The situation, from an environmental perspective, has also been complicated by the fact that Environmental Protection Minister Gideon Ezra has recommended the drilling plan, although on the condition the ecological damage was reversible.
Ginko made headlines two years ago when it discovered a small amount of oil near the Dead Sea through Zuk Tamrur 3. This time around, Ginko director Rami Karmin believes Zuk Tamrur 4 in the reserve has the best chance to produce as much as 6.5 million barrels.
But even he admits that drilling for oil is “a tricky business” and there are no guarantees.
“We are talking about drilling in a spot that the Authority had already approved drilling there 10 years ago, and we requested that spot because we thought they’d approve it again. The district committee approved it two weeks ago and now we need the Authority’s approval,” he said.
“We need [approximately] 1.25 acres out of 150,000 for two months so that we can drill an exploratory hole 2,000 meters down. We had an ecological company evaluate the area. There have also been other exploratory holes in the Dead Sea area and you can’t even see them anymore,” Karmin argued.

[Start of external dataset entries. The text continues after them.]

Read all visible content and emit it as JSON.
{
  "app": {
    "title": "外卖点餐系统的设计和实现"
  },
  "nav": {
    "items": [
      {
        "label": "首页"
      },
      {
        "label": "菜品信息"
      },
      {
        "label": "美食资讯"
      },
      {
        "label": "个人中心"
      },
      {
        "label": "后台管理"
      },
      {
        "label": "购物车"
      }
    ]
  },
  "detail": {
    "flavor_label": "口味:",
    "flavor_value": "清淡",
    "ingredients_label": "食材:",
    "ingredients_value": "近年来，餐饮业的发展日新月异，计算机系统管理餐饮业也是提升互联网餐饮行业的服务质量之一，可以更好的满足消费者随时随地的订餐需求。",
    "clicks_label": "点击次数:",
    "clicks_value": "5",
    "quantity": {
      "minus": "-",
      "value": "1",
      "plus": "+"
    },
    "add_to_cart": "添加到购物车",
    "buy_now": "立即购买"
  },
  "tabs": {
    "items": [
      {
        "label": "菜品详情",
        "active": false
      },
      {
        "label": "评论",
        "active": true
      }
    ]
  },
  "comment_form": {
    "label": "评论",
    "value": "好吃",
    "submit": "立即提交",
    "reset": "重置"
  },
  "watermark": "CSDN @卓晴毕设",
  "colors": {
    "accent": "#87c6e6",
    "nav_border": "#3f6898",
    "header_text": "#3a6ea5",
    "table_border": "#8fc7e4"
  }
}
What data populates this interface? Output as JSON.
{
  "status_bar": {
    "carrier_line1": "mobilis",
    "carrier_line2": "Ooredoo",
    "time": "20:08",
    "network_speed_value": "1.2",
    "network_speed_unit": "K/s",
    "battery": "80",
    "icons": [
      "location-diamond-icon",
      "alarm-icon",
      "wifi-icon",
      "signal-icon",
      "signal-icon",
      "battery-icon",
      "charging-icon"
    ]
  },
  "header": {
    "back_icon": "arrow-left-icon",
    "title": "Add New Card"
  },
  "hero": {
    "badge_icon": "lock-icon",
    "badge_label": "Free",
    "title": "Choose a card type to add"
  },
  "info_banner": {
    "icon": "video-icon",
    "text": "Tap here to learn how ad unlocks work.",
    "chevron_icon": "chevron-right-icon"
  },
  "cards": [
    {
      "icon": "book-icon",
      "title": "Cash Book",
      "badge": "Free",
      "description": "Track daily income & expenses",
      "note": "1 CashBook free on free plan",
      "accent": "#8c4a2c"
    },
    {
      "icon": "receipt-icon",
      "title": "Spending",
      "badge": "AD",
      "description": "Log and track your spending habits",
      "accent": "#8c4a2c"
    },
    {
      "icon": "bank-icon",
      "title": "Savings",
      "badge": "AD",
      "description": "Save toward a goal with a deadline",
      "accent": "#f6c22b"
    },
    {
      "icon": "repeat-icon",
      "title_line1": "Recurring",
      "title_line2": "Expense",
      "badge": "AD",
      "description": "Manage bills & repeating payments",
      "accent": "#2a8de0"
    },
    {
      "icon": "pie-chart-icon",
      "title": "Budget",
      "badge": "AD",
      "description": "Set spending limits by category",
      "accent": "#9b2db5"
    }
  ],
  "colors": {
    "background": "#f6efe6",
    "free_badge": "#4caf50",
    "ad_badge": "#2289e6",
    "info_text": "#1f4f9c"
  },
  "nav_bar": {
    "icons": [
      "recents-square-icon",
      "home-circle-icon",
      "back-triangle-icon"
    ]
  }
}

According to Karmin, Zuk Tamrur 4 is the likeliest place in Israel to find oil because of its unique geological properties.
“There is oil around the Dead Sea but the constant little earthquakes that occur because the Sea is on a fault line release the pressure before the oil can be driven to the surface. At this spot, there is a four-way closure and there is a good chance there is oil there,” he said.
However, SPNI argued Sunday in a position paper ahead of Tuesday’s meeting that the relatively small predicted reservoir did not justify the massive ecological damage. Israel uses about 80 million barrels of oil per year, or 270,000 per day. 6.5 million barrels would meet Israel’s needs for less than a month.
Karmin contended that the amount of oil wasn’t the point, its cost was.
“Six-and-a-half million barrels is worth about $800 million. The government would be receiving about $400m. in fees and taxes – can we really afford to turn down that much money?” he demanded.
The Authority’s Science Committee, nevertheless, has submitted its assessment report to the general assembly and has counseled the body to prohibit the companies from drilling. The committee consists of, among others, two professors and two doctors, including the Environmental Protection Ministry’s chief scientist Dr. Yishayahu Baror – who apparently disagrees with his minister.
Rather than a deserted corner of the desert, the site actually sits in the middle of a very narrow corridor which serves as a natural transit area between the Judean Desert Reserve and the Negev reserve, the committee said. Disturbing the area would have a massive impact on plant and animal life in the whole area, they argued. Animal populations would be cut off from their main groups with no way to get back to the Negev, they said.
The committee addressed both the potential damage from the initial drilling, but also the greater potential impact of striking oil.
While an exploratory hole would inevitably cause some damage, if oil was found, much more damage would result, the committee wrote. A constant stream of tanker trucks and the new roads they would require would doubtless result in severe damage. Even putting up lights, as is usual for drilling sites, would adversely affect the delicate ecosystems. The inevitable accidents if oil were found would pollute the ground in the area as well, according to the report.
The committee concluded by reminding the general assembly that it was precisely their job to protect nature in the face of such threats.
Meanwhile, even if the committee voted against granting them permission on Tuesday, Karmin vowed to employ additional legal measures to get the permits.